**WHAT TO WORK ON**
Could you give the entries again, exactly as written?

________________________________________

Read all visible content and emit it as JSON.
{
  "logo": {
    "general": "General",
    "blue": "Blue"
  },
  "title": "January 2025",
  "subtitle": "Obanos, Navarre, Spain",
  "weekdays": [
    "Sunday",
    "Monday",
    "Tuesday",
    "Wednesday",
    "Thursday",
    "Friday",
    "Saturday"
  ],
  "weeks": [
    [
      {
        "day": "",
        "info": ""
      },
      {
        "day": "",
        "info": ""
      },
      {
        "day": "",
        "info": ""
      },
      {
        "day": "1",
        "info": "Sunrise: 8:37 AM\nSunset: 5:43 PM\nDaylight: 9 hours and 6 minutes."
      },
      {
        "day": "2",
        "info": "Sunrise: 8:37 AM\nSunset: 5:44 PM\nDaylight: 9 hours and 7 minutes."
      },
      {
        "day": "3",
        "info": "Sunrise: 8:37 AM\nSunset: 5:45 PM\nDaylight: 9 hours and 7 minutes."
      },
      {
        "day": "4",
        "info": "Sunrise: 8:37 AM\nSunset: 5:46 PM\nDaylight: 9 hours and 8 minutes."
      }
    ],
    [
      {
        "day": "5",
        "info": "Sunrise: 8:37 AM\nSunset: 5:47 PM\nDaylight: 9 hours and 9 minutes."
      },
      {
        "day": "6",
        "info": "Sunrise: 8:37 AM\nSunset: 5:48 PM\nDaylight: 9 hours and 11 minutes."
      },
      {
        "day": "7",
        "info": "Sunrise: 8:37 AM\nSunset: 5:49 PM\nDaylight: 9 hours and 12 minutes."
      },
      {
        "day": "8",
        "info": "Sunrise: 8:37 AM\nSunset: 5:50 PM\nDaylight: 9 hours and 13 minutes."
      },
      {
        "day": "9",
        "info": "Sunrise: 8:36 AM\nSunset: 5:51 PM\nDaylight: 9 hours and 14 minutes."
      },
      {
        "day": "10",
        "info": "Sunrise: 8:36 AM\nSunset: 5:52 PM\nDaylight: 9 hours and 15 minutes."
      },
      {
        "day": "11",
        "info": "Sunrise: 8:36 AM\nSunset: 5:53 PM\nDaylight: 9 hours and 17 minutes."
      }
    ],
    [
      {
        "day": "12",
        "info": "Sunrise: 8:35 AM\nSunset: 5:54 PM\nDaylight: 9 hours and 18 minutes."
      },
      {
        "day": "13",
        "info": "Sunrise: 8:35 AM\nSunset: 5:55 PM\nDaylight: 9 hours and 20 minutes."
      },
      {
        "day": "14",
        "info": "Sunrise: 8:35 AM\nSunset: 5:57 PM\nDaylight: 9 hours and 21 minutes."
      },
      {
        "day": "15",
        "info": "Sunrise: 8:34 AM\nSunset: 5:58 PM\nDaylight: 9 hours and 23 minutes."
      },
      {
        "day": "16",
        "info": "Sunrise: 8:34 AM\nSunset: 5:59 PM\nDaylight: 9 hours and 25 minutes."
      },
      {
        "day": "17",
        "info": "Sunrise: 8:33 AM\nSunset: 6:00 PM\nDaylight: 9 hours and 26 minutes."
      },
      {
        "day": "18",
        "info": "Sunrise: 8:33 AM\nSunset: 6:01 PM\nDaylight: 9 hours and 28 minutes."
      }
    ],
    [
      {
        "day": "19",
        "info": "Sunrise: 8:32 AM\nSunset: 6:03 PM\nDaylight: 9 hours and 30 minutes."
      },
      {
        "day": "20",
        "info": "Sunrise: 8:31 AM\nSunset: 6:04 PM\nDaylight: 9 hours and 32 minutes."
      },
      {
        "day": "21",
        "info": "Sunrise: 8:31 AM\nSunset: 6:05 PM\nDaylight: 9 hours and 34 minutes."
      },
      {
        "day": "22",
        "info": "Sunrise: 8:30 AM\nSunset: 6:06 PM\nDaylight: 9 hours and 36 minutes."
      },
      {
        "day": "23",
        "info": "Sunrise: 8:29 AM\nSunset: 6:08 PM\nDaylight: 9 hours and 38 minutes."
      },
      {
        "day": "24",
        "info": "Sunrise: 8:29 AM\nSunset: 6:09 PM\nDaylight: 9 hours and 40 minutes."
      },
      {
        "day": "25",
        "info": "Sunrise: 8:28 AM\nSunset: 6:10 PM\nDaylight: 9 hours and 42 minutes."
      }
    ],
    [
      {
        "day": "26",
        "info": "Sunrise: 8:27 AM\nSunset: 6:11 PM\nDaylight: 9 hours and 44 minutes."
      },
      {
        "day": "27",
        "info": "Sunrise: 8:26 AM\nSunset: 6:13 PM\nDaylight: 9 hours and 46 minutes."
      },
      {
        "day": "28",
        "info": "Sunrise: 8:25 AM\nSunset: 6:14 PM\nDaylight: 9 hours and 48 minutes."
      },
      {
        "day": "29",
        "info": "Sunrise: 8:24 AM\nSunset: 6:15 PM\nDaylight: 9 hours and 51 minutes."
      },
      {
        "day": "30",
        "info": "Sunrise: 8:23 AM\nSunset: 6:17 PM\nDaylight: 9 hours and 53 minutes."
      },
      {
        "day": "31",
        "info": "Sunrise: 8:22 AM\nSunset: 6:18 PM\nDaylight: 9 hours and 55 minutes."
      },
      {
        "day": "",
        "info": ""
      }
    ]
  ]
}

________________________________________

**ANSWER**
Read all visible content and emit it as JSON.
{
  "logo": {
    "general": "General",
    "blue": "Blue"
  },
  "title": "January 2025",
  "subtitle": "Obanos, Navarre, Spain",
  "weekdays": [
    "Sunday",
    "Monday",
    "Tuesday",
    "Wednesday",
    "Thursday",
    "Friday",
    "Saturday"
  ],
  "weeks": [
    [
      {
        "day": "",
        "info": ""
      },
      {
        "day": "",
        "info": ""
      },
      {
        "day": "",
        "info": ""
      },
      {
        "day": "1",
        "info": "Sunrise: 8:37 AM\nSunset: 5:43 PM\nDaylight: 9 hours and 6 minutes."
      },
      {
        "day": "2",
        "info": "Sunrise: 8:37 AM\nSunset: 5:44 PM\nDaylight: 9 hours and 7 minutes."
      },
      {
        "day": "3",
        "info": "Sunrise: 8:37 AM\nSunset: 5:45 PM\nDaylight: 9 hours and 7 minutes."
      },
      {
        "day": "4",
        "info": "Sunrise: 8:37 AM\nSunset: 5:46 PM\nDaylight: 9 hours and 8 minutes."
      }
    ],
    [
      {
        "day": "5",
        "info": "Sunrise: 8:37 AM\nSunset: 5:47 PM\nDaylight: 9 hours and 9 minutes."
      },
      {
        "day": "6",
        "info": "Sunrise: 8:37 AM\nSunset: 5:48 PM\nDaylight: 9 hours and 11 minutes."
      },
      {
        "day": "7",
        "info": "Sunrise: 8:37 AM\nSunset: 5:49 PM\nDaylight: 9 hours and 12 minutes."
      },
      {
        "day": "8",
        "info": "Sunrise: 8:37 AM\nSunset: 5:50 PM\nDaylight: 9 hours and 13 minutes."
      },
      {
        "day": "9",
        "info": "Sunrise: 8:36 AM\nSunset: 5:51 PM\nDaylight: 9 hours and 14 minutes."
      },
      {
        "day": "10",
        "info": "Sunrise: 8:36 AM\nSunset: 5:52 PM\nDaylight: 9 hours and 15 minutes."
      },
      {
        "day": "11",
        "info": "Sunrise: 8:36 AM\nSunset: 5:53 PM\nDaylight: 9 hours and 17 minutes."
      }
    ],
    [
      {
        "day": "12",
        "info": "Sunrise: 8:35 AM\nSunset: 5:54 PM\nDaylight: 9 hours and 18 minutes."
      },
      {
        "day": "13",
        "info": "Sunrise: 8:35 AM\nSunset: 5:55 PM\nDaylight: 9 hours and 20 minutes."
      },
      {
        "day": "14",
        "info": "Sunrise: 8:35 AM\nSunset: 5:57 PM\nDaylight: 9 hours and 21 minutes."
      },
      {
        "day": "15",
        "info": "Sunrise: 8:34 AM\nSunset: 5:58 PM\nDaylight: 9 hours and 23 minutes."
      },
      {
        "day": "16",
        "info": "Sunrise: 8:34 AM\nSunset: 5:59 PM\nDaylight: 9 hours and 25 minutes."
      },
      {
        "day": "17",
        "info": "Sunrise: 8:33 AM\nSunset: 6:00 PM\nDaylight: 9 hours and 26 minutes."
      },
      {
        "day": "18",
        "info": "Sunrise: 8:33 AM\nSunset: 6:01 PM\nDaylight: 9 hours and 28 minutes."
      }
    ],
    [
      {
        "day": "19",
        "info": "Sunrise: 8:32 AM\nSunset: 6:03 PM\nDaylight: 9 hours and 30 minutes."
      },
      {
        "day": "20",
        "info": "Sunrise: 8:31 AM\nSunset: 6:04 PM\nDaylight: 9 hours and 32 minutes."
      },
      {
        "day": "21",
        "info": "Sunrise: 8:31 AM\nSunset: 6:05 PM\nDaylight: 9 hours and 34 minutes."
      },
      {
        "day": "22",
        "info": "Sunrise: 8:30 AM\nSunset: 6:06 PM\nDaylight: 9 hours and 36 minutes."
      },
      {
        "day": "23",
        "info": "Sunrise: 8:29 AM\nSunset: 6:08 PM\nDaylight: 9 hours and 38 minutes."
      },
      {
        "day": "24",
        "info": "Sunrise: 8:29 AM\nSunset: 6:09 PM\nDaylight: 9 hours and 40 minutes."
      },
      {
        "day": "25",
        "info": "Sunrise: 8:28 AM\nSunset: 6:10 PM\nDaylight: 9 hours and 42 minutes."
      }
    ],
    [
      {
        "day": "26",
        "info": "Sunrise: 8:27 AM\nSunset: 6:11 PM\nDaylight: 9 hours and 44 minutes."
      },
      {
        "day": "27",
        "info": "Sunrise: 8:26 AM\nSunset: 6:13 PM\nDaylight: 9 hours and 46 minutes."
      },
      {
        "day": "28",
        "info": "Sunrise: 8:25 AM\nSunset: 6:14 PM\nDaylight: 9 hours and 48 minutes."
      },
      {
        "day": "29",
        "info": "Sunrise: 8:24 AM\nSunset: 6:15 PM\nDaylight: 9 hours and 51 minutes."
      },
      {
        "day": "30",
        "info": "Sunrise: 8:23 AM\nSunset: 6:17 PM\nDaylight: 9 hours and 53 minutes."
      },
      {
        "day": "31",
        "info": "Sunrise: 8:22 AM\nSunset: 6:18 PM\nDaylight: 9 hours and 55 minutes."
      },
      {
        "day": "",
        "info": ""
      }
    ]
  ]
}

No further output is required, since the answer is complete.